WHAT YOU NEED TO DO
Check every line below for the word "LAST" and copy the ones that have it.

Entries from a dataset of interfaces
___
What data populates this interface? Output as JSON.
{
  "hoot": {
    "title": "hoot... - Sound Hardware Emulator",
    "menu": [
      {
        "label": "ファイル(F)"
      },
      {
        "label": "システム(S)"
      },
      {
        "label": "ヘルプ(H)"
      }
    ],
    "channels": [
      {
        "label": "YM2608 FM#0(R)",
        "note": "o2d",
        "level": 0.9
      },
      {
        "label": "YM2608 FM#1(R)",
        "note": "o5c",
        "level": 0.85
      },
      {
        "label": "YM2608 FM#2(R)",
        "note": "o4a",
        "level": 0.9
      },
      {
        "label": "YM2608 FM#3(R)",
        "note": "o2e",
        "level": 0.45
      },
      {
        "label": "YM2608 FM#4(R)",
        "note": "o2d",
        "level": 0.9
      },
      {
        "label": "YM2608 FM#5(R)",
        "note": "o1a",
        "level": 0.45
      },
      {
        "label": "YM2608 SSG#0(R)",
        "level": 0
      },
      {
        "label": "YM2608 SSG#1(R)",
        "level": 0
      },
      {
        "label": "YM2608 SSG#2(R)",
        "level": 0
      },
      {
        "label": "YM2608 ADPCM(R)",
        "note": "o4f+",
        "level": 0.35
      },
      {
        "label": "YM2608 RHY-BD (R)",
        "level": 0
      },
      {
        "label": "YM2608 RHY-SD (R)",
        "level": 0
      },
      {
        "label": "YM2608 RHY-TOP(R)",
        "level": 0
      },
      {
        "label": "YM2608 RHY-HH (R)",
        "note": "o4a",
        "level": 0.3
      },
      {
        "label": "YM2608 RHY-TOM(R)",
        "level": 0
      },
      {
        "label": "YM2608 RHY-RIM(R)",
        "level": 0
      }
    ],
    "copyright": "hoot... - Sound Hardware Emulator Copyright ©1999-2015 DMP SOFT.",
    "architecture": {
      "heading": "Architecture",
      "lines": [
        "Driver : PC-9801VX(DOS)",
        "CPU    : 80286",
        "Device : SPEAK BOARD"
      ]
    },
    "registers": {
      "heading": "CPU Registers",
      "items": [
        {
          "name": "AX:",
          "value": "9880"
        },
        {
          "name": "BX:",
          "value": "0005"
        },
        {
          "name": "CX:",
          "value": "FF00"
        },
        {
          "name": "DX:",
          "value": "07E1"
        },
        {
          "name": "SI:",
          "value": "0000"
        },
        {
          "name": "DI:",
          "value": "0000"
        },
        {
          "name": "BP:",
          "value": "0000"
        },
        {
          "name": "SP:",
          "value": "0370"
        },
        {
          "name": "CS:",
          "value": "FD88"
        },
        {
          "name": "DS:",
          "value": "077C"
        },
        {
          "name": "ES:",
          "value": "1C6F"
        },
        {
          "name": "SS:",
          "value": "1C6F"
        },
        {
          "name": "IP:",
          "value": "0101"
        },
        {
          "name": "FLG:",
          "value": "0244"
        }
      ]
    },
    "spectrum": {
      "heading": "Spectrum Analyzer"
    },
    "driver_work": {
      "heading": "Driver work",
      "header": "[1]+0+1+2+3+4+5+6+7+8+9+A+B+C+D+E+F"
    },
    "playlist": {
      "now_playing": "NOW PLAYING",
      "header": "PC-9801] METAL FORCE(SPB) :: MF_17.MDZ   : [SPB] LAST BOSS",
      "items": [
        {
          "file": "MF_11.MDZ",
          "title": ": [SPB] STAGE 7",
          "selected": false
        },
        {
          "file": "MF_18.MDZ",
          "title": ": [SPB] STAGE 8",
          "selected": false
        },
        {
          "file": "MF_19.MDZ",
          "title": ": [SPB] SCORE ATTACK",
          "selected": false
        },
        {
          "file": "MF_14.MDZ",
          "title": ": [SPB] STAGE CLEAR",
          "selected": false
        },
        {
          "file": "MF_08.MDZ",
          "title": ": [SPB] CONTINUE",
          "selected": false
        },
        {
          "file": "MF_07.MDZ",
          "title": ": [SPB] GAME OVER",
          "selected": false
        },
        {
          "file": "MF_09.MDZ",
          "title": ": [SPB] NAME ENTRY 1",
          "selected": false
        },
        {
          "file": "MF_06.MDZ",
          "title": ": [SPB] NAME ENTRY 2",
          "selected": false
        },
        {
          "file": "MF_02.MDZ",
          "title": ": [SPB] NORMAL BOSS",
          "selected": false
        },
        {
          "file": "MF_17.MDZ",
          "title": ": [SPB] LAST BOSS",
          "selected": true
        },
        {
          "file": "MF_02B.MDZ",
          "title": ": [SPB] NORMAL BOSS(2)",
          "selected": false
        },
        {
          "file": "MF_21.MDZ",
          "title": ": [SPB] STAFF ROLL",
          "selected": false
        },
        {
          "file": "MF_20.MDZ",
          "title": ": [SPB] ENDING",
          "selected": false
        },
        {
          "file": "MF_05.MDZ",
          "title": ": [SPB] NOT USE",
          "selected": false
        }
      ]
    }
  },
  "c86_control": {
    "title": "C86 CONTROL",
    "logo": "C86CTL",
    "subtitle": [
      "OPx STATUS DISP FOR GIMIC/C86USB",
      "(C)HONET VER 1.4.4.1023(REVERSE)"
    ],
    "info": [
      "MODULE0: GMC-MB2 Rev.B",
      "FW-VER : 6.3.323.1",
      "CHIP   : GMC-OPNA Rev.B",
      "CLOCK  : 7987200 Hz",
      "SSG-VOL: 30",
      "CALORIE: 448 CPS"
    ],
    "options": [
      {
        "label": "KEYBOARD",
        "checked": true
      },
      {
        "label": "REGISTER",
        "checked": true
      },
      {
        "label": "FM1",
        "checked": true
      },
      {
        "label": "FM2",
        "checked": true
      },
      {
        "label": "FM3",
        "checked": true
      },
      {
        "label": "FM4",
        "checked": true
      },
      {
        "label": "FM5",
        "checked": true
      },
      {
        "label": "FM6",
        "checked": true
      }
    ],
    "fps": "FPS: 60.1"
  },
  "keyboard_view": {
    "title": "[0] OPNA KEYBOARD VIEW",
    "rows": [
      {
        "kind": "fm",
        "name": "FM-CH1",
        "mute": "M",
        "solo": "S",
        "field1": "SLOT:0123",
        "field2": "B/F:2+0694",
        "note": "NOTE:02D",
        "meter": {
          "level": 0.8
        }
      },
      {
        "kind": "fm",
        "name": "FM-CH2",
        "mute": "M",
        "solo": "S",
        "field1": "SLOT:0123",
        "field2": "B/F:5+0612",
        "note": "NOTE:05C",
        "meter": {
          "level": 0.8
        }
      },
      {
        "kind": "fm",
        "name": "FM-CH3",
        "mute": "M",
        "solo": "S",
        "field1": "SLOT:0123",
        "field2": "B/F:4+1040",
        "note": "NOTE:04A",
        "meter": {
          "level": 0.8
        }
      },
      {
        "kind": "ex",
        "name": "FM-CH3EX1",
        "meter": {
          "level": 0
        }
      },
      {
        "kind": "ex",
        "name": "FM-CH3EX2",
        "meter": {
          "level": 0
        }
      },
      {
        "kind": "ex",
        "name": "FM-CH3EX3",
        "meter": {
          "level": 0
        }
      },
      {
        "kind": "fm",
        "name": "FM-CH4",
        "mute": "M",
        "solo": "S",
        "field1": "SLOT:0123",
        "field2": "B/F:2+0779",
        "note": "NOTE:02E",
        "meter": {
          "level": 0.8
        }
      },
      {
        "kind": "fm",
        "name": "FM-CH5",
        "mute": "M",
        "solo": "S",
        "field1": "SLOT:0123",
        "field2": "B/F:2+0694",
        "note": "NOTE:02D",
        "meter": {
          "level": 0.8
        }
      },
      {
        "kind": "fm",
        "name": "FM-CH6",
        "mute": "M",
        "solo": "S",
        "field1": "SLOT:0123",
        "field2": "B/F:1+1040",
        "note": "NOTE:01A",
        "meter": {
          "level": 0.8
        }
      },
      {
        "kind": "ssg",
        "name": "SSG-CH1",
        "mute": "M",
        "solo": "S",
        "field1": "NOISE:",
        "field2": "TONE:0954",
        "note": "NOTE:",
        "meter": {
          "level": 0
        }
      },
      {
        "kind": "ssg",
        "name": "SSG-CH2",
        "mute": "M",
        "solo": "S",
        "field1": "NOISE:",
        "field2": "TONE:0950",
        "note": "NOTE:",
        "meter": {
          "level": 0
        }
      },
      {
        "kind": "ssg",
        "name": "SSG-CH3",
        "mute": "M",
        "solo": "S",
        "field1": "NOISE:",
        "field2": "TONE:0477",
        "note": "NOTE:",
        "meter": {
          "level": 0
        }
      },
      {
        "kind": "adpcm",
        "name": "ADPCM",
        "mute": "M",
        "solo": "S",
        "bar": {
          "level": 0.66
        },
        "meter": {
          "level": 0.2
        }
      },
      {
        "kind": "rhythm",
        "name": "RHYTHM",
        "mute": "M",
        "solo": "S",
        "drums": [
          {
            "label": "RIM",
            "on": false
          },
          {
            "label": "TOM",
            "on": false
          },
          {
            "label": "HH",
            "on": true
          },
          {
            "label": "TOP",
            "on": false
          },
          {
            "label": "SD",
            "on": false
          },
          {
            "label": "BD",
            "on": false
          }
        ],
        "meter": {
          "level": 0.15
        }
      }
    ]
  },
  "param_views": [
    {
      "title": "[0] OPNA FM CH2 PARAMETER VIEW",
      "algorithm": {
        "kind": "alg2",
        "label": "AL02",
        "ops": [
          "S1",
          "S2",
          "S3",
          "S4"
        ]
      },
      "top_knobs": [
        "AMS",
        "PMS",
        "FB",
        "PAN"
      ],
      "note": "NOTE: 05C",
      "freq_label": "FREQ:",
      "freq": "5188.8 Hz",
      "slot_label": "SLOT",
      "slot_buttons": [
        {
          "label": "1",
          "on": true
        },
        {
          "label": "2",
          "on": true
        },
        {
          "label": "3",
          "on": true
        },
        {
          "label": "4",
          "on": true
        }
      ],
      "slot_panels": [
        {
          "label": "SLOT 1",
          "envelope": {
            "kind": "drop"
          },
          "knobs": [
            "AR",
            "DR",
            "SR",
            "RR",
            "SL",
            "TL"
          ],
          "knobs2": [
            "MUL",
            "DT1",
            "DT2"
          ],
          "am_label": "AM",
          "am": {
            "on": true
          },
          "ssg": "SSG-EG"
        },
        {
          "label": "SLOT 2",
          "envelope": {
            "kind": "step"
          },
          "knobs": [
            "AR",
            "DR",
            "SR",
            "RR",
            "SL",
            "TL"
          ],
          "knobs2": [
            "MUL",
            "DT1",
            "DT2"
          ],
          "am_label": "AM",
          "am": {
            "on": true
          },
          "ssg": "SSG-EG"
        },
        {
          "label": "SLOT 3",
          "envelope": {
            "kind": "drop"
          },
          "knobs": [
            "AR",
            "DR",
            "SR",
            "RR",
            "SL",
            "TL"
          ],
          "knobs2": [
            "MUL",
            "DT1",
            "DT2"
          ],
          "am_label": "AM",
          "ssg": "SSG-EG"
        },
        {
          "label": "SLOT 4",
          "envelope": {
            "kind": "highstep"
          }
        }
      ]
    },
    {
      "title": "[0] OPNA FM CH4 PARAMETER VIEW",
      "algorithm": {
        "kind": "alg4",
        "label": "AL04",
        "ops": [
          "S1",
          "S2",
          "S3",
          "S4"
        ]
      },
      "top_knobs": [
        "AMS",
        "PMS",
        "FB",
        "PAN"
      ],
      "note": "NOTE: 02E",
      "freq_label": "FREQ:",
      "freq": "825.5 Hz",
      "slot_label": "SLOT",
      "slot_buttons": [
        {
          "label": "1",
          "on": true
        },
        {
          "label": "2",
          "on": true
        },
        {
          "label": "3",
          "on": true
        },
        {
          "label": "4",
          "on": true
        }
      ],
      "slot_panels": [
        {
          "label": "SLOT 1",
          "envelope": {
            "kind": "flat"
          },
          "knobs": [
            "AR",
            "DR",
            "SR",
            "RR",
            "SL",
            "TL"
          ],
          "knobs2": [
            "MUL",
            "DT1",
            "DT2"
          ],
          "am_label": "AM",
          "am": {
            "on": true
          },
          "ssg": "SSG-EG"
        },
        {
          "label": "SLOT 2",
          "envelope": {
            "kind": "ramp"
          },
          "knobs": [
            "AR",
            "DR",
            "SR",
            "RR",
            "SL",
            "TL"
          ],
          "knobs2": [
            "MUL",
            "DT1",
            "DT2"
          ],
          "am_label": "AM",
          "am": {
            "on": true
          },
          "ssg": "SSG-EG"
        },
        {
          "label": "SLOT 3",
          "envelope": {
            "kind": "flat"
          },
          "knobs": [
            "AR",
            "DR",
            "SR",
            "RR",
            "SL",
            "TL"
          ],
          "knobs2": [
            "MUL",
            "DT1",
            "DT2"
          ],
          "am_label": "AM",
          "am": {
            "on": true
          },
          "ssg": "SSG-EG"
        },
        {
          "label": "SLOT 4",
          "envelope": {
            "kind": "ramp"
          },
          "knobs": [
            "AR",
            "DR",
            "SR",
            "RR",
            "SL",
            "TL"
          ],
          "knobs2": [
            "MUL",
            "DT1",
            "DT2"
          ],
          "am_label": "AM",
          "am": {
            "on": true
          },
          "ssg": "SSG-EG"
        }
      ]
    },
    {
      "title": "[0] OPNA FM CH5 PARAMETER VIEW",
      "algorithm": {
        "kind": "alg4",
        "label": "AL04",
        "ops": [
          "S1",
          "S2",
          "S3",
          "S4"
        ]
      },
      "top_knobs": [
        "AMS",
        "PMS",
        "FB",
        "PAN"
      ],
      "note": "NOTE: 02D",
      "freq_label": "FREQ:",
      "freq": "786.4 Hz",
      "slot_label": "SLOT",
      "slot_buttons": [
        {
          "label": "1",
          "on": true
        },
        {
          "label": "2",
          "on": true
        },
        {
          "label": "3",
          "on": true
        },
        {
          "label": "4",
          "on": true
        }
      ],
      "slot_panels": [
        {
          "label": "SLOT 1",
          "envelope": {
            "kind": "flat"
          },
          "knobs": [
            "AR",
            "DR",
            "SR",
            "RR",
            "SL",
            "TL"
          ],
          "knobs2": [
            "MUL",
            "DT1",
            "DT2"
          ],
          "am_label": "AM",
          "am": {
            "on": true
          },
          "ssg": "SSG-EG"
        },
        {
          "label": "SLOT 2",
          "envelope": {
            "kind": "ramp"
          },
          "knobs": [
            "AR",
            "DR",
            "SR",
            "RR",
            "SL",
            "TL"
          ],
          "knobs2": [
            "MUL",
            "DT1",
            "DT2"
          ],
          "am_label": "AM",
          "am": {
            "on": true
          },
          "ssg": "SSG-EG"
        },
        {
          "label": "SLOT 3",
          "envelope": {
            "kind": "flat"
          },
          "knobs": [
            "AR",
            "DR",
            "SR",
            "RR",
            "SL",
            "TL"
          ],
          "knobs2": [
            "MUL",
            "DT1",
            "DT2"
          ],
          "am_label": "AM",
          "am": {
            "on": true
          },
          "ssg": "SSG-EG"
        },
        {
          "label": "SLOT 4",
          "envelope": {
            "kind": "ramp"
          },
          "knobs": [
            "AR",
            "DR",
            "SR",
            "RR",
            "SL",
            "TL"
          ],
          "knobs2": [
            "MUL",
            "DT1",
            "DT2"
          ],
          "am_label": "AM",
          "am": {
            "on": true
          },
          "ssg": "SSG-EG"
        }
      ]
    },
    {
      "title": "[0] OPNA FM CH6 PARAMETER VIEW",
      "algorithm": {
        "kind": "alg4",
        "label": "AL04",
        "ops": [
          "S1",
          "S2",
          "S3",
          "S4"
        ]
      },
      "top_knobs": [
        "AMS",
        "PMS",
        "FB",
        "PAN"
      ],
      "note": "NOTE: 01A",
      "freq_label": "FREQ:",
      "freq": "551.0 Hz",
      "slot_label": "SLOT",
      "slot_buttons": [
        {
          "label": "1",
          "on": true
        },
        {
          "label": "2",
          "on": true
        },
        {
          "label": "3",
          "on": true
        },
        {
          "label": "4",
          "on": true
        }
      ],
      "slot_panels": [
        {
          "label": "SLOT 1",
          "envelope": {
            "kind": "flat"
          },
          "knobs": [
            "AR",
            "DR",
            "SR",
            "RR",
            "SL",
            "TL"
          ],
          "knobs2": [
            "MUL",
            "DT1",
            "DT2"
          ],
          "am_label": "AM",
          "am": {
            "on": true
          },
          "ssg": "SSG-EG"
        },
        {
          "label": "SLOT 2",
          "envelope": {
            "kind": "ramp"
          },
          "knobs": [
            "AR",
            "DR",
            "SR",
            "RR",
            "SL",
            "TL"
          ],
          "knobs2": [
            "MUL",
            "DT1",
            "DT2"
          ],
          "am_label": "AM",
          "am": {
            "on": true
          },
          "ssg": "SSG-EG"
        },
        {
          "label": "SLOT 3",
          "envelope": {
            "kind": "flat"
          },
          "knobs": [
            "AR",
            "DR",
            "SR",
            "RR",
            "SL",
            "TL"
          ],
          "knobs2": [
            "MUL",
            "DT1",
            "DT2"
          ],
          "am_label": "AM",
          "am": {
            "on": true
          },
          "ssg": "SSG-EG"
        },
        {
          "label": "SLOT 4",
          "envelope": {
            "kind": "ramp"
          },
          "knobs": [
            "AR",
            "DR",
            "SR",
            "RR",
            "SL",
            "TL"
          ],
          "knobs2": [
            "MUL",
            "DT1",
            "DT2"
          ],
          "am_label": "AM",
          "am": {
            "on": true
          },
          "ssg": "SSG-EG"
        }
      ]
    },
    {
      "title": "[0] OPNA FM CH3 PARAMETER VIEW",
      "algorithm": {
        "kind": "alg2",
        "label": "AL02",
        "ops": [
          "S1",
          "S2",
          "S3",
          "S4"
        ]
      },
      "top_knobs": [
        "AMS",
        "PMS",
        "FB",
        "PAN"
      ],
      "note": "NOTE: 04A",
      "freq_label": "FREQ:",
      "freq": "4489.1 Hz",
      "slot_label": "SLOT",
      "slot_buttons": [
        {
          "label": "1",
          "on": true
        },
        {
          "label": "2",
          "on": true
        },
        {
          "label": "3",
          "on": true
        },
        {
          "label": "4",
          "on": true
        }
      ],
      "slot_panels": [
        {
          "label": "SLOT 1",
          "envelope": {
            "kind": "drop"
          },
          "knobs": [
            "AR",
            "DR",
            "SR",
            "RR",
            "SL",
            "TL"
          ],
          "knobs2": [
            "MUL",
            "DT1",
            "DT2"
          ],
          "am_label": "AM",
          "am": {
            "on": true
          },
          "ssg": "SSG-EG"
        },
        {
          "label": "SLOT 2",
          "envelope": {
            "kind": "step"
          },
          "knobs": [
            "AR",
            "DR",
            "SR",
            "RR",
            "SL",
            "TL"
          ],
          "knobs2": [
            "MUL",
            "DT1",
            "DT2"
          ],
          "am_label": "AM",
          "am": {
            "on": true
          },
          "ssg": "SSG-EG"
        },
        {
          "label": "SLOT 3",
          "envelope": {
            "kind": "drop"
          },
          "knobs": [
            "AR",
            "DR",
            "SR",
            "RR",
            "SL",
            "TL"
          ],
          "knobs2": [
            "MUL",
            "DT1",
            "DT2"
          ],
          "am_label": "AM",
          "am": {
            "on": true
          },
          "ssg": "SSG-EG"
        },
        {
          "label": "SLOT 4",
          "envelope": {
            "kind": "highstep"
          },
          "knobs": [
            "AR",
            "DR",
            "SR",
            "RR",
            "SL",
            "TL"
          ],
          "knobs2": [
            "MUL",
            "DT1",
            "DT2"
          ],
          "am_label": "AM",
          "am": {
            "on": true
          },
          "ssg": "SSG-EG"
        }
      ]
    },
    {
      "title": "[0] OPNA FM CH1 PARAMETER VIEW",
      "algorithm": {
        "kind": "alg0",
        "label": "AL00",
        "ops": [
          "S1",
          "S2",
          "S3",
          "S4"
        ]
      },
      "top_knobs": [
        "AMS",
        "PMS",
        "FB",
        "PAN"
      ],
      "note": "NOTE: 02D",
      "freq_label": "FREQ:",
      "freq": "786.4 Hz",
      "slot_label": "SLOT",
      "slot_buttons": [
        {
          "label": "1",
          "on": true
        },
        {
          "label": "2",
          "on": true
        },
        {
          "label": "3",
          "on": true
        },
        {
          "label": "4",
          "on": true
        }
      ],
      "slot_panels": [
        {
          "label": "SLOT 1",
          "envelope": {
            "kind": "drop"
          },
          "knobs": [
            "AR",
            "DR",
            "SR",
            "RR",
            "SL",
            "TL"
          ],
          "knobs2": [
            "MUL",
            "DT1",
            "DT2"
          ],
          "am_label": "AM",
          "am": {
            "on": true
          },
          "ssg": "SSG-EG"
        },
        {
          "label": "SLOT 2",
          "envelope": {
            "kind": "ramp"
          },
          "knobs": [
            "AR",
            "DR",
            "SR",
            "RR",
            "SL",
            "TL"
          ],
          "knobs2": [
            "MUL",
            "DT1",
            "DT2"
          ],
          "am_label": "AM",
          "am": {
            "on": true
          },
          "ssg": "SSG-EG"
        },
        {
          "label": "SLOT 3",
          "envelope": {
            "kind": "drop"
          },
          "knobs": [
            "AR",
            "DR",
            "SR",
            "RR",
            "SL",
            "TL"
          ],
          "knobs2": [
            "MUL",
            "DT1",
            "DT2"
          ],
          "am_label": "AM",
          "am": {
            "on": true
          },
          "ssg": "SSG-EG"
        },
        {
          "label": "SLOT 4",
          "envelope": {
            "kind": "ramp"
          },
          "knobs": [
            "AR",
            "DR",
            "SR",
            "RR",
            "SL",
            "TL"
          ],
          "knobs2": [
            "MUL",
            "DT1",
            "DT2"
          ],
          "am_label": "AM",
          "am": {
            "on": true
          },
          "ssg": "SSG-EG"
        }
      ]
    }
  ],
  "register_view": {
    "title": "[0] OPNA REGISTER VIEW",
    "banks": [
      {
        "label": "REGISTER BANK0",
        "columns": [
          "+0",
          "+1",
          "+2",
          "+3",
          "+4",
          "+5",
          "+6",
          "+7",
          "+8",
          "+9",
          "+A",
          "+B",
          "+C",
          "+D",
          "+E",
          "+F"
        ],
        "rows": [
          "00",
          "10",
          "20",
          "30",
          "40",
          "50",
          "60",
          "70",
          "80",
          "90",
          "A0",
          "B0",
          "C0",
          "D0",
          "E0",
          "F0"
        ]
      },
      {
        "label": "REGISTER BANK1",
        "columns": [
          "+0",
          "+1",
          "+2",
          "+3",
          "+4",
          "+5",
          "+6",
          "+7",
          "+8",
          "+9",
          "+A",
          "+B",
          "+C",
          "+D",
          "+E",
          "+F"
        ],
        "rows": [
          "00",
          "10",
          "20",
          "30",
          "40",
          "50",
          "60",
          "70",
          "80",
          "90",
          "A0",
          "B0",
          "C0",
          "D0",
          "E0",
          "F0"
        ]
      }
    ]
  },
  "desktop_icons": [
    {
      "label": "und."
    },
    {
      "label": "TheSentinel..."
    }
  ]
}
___
RESPONSE TO THE TASK
      "header": "PC-9801] METAL FORCE(SPB) :: MF_17.MDZ   : [SPB] LAST BOSS",
          "title": ": [SPB] LAST BOSS",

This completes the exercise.